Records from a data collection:
<<<<
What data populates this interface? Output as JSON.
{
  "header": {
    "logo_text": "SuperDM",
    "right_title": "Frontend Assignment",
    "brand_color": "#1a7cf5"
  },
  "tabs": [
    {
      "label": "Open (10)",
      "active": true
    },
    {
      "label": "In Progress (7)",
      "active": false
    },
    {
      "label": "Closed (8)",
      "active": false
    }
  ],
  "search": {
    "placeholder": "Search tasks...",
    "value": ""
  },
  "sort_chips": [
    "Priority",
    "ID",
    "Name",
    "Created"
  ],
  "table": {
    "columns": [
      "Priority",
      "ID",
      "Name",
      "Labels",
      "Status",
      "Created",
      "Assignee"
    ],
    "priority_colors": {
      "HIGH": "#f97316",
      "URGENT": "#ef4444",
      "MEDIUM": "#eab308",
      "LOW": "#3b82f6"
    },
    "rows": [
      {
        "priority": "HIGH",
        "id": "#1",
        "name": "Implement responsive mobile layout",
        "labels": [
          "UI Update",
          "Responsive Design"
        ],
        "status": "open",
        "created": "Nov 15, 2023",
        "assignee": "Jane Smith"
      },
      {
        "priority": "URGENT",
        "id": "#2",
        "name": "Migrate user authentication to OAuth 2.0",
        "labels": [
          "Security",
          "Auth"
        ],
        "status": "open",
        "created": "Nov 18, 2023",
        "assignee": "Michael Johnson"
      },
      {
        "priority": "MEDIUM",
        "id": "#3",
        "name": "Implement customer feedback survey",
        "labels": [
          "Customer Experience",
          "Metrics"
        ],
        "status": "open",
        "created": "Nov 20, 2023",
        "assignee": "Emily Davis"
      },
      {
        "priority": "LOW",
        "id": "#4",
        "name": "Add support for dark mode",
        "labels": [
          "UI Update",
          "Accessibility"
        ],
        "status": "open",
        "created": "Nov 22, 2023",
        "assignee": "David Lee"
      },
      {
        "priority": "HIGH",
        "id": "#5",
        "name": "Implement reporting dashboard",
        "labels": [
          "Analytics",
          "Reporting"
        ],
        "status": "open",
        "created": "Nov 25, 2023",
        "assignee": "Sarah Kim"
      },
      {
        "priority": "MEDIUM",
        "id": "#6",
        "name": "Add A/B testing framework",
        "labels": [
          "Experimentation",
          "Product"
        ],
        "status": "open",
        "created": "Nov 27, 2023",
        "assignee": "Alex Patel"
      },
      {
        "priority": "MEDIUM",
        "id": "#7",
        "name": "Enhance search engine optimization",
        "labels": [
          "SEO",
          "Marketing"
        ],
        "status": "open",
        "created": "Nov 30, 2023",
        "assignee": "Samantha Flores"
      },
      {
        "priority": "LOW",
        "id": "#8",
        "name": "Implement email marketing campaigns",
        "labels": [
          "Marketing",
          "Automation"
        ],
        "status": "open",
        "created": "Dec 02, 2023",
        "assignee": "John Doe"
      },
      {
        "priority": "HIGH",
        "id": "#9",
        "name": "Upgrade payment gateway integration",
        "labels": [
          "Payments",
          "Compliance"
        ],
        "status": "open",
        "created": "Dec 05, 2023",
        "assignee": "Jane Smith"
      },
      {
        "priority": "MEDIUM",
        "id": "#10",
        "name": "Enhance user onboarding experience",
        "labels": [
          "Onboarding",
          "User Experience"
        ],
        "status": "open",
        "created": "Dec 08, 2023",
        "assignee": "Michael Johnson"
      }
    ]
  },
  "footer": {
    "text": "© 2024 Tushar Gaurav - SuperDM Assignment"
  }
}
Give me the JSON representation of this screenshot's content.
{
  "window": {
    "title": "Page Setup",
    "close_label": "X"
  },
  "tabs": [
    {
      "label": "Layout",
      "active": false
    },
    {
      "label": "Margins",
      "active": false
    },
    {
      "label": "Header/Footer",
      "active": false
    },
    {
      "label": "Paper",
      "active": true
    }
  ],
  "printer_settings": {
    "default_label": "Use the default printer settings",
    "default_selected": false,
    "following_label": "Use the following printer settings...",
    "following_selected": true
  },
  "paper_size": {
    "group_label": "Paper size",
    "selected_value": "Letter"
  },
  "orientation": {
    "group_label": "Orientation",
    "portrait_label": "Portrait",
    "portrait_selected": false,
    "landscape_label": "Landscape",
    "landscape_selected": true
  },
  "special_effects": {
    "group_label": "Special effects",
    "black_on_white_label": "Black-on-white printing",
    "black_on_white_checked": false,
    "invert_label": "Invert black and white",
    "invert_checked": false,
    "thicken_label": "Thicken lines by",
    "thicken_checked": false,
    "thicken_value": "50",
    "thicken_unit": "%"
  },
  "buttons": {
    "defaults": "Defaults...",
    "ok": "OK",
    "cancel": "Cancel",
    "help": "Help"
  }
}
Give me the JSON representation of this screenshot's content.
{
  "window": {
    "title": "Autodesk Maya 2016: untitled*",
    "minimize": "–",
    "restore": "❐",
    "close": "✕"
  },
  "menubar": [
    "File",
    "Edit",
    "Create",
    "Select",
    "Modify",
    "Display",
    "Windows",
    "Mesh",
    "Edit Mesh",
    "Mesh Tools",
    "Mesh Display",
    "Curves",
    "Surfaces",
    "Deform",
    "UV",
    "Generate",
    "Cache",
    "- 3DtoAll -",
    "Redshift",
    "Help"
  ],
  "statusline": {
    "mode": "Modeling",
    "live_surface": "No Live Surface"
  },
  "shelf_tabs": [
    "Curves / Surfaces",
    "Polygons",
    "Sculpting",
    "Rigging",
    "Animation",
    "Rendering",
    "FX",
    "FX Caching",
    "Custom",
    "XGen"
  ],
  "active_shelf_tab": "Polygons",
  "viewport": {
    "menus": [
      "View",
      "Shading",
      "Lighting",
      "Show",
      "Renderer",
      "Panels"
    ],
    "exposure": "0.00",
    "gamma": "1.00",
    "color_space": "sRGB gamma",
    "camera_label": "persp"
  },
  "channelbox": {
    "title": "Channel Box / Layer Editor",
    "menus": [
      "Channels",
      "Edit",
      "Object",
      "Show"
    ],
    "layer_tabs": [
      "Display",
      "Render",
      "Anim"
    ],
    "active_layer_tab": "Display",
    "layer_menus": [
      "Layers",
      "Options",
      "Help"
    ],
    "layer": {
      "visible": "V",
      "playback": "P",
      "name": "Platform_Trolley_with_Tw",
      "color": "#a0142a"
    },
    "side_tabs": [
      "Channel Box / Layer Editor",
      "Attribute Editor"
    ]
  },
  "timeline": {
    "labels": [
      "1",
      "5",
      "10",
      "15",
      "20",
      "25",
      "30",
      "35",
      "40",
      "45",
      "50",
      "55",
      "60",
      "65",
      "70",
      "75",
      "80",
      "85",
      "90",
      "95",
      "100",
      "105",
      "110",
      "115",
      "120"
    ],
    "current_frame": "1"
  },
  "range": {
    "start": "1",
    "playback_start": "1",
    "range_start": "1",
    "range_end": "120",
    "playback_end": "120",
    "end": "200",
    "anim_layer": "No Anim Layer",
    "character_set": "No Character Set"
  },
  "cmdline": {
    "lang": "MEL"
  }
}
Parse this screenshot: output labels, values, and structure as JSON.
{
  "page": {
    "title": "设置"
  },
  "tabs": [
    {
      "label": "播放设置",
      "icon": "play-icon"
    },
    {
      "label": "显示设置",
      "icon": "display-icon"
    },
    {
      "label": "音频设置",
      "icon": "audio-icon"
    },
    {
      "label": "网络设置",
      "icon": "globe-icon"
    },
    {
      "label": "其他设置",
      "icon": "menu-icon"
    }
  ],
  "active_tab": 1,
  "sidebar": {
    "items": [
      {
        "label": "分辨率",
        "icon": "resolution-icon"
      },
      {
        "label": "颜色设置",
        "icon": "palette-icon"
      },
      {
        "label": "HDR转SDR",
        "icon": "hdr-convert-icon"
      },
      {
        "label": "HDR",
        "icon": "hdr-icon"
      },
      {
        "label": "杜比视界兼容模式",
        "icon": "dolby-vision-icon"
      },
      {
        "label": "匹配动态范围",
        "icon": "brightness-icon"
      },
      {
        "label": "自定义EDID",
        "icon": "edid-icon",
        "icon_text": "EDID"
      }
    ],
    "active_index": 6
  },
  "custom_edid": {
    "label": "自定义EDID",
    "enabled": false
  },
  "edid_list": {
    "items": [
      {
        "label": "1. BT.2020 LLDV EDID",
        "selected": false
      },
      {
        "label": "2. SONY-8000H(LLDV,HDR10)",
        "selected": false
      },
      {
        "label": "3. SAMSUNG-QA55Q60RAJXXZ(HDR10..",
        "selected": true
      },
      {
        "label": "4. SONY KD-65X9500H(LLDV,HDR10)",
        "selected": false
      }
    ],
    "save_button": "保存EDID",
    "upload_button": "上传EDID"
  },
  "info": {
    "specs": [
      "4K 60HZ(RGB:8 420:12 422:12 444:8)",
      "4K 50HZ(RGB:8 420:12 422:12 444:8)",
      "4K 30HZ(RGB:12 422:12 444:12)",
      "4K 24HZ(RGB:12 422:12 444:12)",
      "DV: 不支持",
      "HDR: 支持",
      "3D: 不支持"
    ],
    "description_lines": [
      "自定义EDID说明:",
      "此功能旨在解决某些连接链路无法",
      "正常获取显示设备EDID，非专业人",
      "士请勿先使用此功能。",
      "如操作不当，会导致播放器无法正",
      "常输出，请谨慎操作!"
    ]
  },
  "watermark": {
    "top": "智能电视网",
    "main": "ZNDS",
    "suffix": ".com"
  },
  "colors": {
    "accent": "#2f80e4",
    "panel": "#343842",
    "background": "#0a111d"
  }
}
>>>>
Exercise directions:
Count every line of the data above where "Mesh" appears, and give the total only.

Output of the exercise:
4